> Problem details
Retype the data exactly, leaving nothing out.

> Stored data
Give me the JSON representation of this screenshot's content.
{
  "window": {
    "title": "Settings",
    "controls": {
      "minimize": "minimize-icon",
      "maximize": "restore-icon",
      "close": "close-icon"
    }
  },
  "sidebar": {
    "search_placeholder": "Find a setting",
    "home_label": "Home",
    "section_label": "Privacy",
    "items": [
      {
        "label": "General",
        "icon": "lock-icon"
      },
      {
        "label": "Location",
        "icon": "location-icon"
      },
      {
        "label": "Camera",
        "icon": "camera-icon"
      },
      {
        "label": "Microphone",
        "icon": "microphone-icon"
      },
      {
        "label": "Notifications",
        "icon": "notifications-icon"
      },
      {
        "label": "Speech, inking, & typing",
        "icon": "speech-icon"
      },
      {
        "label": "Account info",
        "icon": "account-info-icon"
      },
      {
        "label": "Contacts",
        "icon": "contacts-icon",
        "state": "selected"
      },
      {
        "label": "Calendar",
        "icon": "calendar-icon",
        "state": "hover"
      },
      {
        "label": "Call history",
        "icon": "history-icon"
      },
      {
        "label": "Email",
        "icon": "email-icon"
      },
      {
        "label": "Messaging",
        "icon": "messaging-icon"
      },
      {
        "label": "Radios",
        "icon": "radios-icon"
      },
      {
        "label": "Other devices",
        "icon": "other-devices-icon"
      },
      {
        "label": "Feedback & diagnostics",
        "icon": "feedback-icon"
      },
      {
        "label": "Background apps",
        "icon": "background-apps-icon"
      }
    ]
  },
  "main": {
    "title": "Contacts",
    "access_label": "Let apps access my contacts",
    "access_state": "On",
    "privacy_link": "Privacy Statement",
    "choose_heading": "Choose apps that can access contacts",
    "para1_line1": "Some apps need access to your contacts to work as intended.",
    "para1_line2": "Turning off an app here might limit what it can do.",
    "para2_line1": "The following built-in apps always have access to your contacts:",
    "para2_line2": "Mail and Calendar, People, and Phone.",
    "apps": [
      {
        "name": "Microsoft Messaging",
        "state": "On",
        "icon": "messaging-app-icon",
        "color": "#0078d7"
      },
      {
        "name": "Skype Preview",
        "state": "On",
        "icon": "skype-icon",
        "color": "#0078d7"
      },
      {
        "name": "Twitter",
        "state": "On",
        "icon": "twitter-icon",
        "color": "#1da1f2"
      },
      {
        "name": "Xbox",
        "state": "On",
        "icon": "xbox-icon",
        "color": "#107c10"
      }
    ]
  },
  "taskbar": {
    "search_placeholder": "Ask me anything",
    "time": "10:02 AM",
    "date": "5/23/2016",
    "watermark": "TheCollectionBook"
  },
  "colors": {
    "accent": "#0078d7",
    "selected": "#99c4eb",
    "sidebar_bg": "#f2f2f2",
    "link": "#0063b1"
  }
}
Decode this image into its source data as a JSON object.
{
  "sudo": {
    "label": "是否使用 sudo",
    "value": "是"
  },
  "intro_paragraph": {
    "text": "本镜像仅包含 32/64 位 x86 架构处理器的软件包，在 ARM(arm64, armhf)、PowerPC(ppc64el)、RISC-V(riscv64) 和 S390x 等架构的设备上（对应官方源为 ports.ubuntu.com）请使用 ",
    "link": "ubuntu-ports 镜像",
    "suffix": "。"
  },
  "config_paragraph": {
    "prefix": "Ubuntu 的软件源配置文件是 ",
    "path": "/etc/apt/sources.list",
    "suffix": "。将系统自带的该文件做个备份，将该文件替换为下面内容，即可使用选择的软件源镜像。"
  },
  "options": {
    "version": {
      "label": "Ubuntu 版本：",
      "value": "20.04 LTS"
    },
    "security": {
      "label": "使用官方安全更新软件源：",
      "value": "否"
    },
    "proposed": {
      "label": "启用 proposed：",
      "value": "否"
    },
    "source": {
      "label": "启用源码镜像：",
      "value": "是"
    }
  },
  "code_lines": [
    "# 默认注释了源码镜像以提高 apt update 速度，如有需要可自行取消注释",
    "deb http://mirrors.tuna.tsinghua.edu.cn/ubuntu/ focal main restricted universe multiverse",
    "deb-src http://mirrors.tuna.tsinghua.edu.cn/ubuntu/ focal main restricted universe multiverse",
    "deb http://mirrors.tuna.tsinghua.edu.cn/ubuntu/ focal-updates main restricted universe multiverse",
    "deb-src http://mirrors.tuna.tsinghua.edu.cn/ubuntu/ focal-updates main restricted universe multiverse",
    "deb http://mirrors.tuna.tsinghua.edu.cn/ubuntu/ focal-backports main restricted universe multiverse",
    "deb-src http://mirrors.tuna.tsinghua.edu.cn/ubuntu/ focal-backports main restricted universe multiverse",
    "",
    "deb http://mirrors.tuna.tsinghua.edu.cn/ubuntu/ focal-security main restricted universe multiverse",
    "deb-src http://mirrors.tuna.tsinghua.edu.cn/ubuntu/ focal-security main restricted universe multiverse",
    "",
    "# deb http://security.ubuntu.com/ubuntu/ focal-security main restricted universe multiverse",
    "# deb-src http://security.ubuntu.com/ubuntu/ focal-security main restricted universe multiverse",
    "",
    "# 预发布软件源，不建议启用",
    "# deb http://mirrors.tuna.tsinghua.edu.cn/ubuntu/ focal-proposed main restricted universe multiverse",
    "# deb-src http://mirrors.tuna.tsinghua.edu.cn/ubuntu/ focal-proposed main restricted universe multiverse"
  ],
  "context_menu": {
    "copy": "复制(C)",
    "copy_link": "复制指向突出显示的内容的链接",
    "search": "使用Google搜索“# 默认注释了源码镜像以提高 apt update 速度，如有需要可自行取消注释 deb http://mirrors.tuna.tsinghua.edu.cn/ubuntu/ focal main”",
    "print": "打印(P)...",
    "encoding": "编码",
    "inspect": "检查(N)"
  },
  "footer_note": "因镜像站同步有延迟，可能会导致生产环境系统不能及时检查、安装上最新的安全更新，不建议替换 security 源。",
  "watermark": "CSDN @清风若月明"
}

> Solution
Give me the JSON representation of this screenshot's content.
{
  "window": {
    "title": "Settings",
    "controls": {
      "minimize": "minimize-icon",
      "maximize": "restore-icon",
      "close": "close-icon"
    }
  },
  "sidebar": {
    "search_placeholder": "Find a setting",
    "home_label": "Home",
    "section_label": "Privacy",
    "items": [
      {
        "label": "General",
        "icon": "lock-icon"
      },
      {
        "label": "Location",
        "icon": "location-icon"
      },
      {
        "label": "Camera",
        "icon": "camera-icon"
      },
      {
        "label": "Microphone",
        "icon": "microphone-icon"
      },
      {
        "label": "Notifications",
        "icon": "notifications-icon"
      },
      {
        "label": "Speech, inking, & typing",
        "icon": "speech-icon"
      },
      {
        "label": "Account info",
        "icon": "account-info-icon"
      },
      {
        "label": "Contacts",
        "icon": "contacts-icon",
        "state": "selected"
      },
      {
        "label": "Calendar",
        "icon": "calendar-icon",
        "state": "hover"
      },
      {
        "label": "Call history",
        "icon": "history-icon"
      },
      {
        "label": "Email",
        "icon": "email-icon"
      },
      {
        "label": "Messaging",
        "icon": "messaging-icon"
      },
      {
        "label": "Radios",
        "icon": "radios-icon"
      },
      {
        "label": "Other devices",
        "icon": "other-devices-icon"
      },
      {
        "label": "Feedback & diagnostics",
        "icon": "feedback-icon"
      },
      {
        "label": "Background apps",
        "icon": "background-apps-icon"
      }
    ]
  },
  "main": {
    "title": "Contacts",
    "access_label": "Let apps access my contacts",
    "access_state": "On",
    "privacy_link": "Privacy Statement",
    "choose_heading": "Choose apps that can access contacts",
    "para1_line1": "Some apps need access to your contacts to work as intended.",
    "para1_line2": "Turning off an app here might limit what it can do.",
    "para2_line1": "The following built-in apps always have access to your contacts:",
    "para2_line2": "Mail and Calendar, People, and Phone.",
    "apps": [
      {
        "name": "Microsoft Messaging",
        "state": "On",
        "icon": "messaging-app-icon",
        "color": "#0078d7"
      },
      {
        "name": "Skype Preview",
        "state": "On",
        "icon": "skype-icon",
        "color": "#0078d7"
      },
      {
        "name": "Twitter",
        "state": "On",
        "icon": "twitter-icon",
        "color": "#1da1f2"
      },
      {
        "name": "Xbox",
        "state": "On",
        "icon": "xbox-icon",
        "color": "#107c10"
      }
    ]
  },
  "taskbar": {
    "search_placeholder": "Ask me anything",
    "time": "10:02 AM",
    "date": "5/23/2016",
    "watermark": "TheCollectionBook"
  },
  "colors": {
    "accent": "#0078d7",
    "selected": "#99c4eb",
    "sidebar_bg": "#f2f2f2",
    "link": "#0063b1"
  }
}
Decode this image into its source data as a JSON object.
{
  "sudo": {
    "label": "是否使用 sudo",
    "value": "是"
  },
  "intro_paragraph": {
    "text": "本镜像仅包含 32/64 位 x86 架构处理器的软件包，在 ARM(arm64, armhf)、PowerPC(ppc64el)、RISC-V(riscv64) 和 S390x 等架构的设备上（对应官方源为 ports.ubuntu.com）请使用 ",
    "link": "ubuntu-ports 镜像",
    "suffix": "。"
  },
  "config_paragraph": {
    "prefix": "Ubuntu 的软件源配置文件是 ",
    "path": "/etc/apt/sources.list",
    "suffix": "。将系统自带的该文件做个备份，将该文件替换为下面内容，即可使用选择的软件源镜像。"
  },
  "options": {
    "version": {
      "label": "Ubuntu 版本：",
      "value": "20.04 LTS"
    },
    "security": {
      "label": "使用官方安全更新软件源：",
      "value": "否"
    },
    "proposed": {
      "label": "启用 proposed：",
      "value": "否"
    },
    "source": {
      "label": "启用源码镜像：",
      "value": "是"
    }
  },
  "code_lines": [
    "# 默认注释了源码镜像以提高 apt update 速度，如有需要可自行取消注释",
    "deb http://mirrors.tuna.tsinghua.edu.cn/ubuntu/ focal main restricted universe multiverse",
    "deb-src http://mirrors.tuna.tsinghua.edu.cn/ubuntu/ focal main restricted universe multiverse",
    "deb http://mirrors.tuna.tsinghua.edu.cn/ubuntu/ focal-updates main restricted universe multiverse",
    "deb-src http://mirrors.tuna.tsinghua.edu.cn/ubuntu/ focal-updates main restricted universe multiverse",
    "deb http://mirrors.tuna.tsinghua.edu.cn/ubuntu/ focal-backports main restricted universe multiverse",
    "deb-src http://mirrors.tuna.tsinghua.edu.cn/ubuntu/ focal-backports main restricted universe multiverse",
    "",
    "deb http://mirrors.tuna.tsinghua.edu.cn/ubuntu/ focal-security main restricted universe multiverse",
    "deb-src http://mirrors.tuna.tsinghua.edu.cn/ubuntu/ focal-security main restricted universe multiverse",
    "",
    "# deb http://security.ubuntu.com/ubuntu/ focal-security main restricted universe multiverse",
    "# deb-src http://security.ubuntu.com/ubuntu/ focal-security main restricted universe multiverse",
    "",
    "# 预发布软件源，不建议启用",
    "# deb http://mirrors.tuna.tsinghua.edu.cn/ubuntu/ focal-proposed main restricted universe multiverse",
    "# deb-src http://mirrors.tuna.tsinghua.edu.cn/ubuntu/ focal-proposed main restricted universe multiverse"
  ],
  "context_menu": {
    "copy": "复制(C)",
    "copy_link": "复制指向突出显示的内容的链接",
    "search": "使用Google搜索“# 默认注释了源码镜像以提高 apt update 速度，如有需要可自行取消注释 deb http://mirrors.tuna.tsinghua.edu.cn/ubuntu/ focal main”",
    "print": "打印(P)...",
    "encoding": "编码",
    "inspect": "检查(N)"
  },
  "footer_note": "因镜像站同步有延迟，可能会导致生产环境系统不能及时检查、安装上最新的安全更新，不建议替换 security 源。",
  "watermark": "CSDN @清风若月明"
}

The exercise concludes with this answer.